Residents have also been given access to the services of the Ombudsman and the Ombudsman for Children, which is a very important step forward.  


There has been a great deal of criticism of Direct Provision over the years. Much of it has been warranted and many experts have engaged constructively with Judge McMahon to deliver real improvements. However, some criticism has not been warranted. All States have to set and implement rules about people coming to the State. Asylum seekers must apply for international protection status under international law on defined grounds. When an asylum seeker comes to Ireland seeking international protection status, they enter a legal process and it is during this time that we offer Direct Provision to those who choose to avail of it. 

Alongside the asylum process, we have significant commitments to welcoming refugees fleeing harrowing conflict in Syria and other regions. Refugees who come to Ireland under the Irish Refugee Protection Programme are initially provided with shelter at Emergency Reception and Orientation Centres (EROCs).  

Regrettably we have been experiencing some difficulties in identifying suitable Centres. My officials, who work in this area on a daily basis, are of the view that the blunt condemnations of the system of shelter is acting as a serious disincentive for people coming forward to offer their properties for rent to the state. This means that vulnerable refugees that we have already screened to come here under resettlement or relocation may remain in camps abroad this winter. That would be a very regrettable situation. My Department will shortly be publishing a call for tenders for the provision and management of EROCs and I would like all members of the House to assist in identifying any suitable locations they may be familiar with and to encourage possible applicants to tender.  


I am also very open to following the European model and inviting NGOs who are active in this area to focus their coalitions towards providing practical support and positively responding to one of our open calls, for which have designated funding, to run a Direct Provision centre. Seventeen years on and three years into the current crisis, we are unique amongst the EU Member States in this regard in that it is solely the State that offers this shelter and support. I understand that one NGO/housing association partnership has recently expressed some interest in exploring the possibility of becoming involved in this area. I very much welcome this initiative and would encourage others to think along similar lines. If you want to affect your changes in this area, what we need are practical partnerships and constructive engagement to deliver tangible supports,. The management of a centre by an NGO or NGO grouping would provide an opportunity to embed the type of ethos NGOs may wish to see implemented, funded of course by the Irish taxpayer from State resources. , To NGOs, I say: I would welcome that cooperation that is the bedrock of so many other countries’ humanitarian response. 

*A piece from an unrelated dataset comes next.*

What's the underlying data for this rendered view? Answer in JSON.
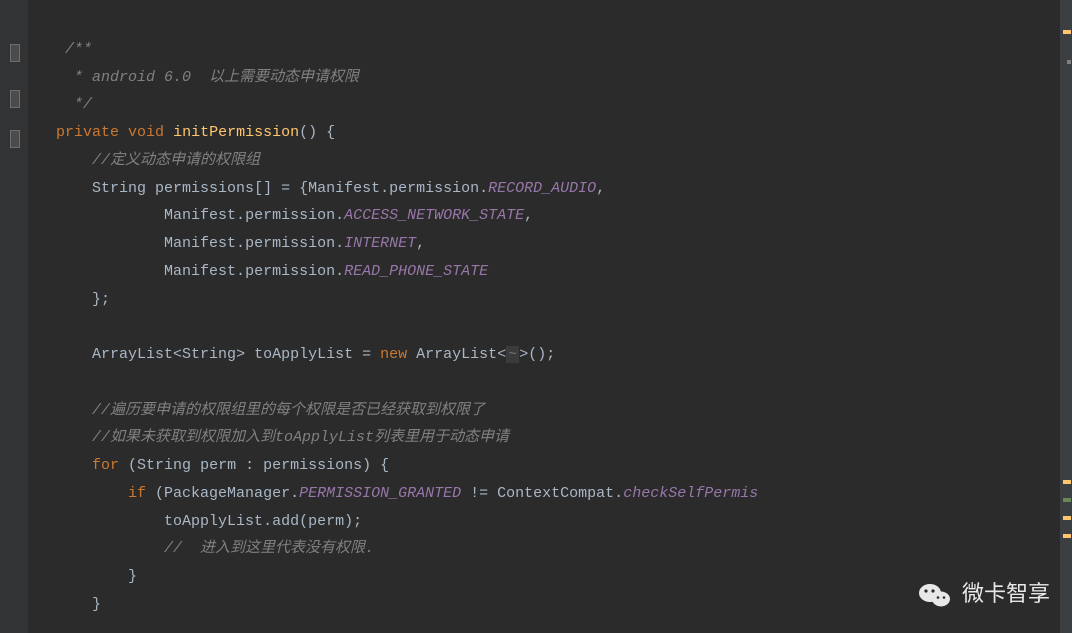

I look forward to hearing the contributions of Senators to this debate. While I appreciate that this is an emotive topic, what we need are constructive solutions. I urge colleagues to be mindful of the possible impact of their statements, particularly in respect of reinforcing negative stereotypes in respect of asylum seekers. It is important that Members are accurate in their statements and acknowledge the context both in Ireland and internationally. 


I would again emphasise the urgent need for greater accommodation supply. I want to reiterate my absolute commitment to ensuring the McMahon Report is implemented and that we operate a humanitarian system that upholds and respects the law and human dignity.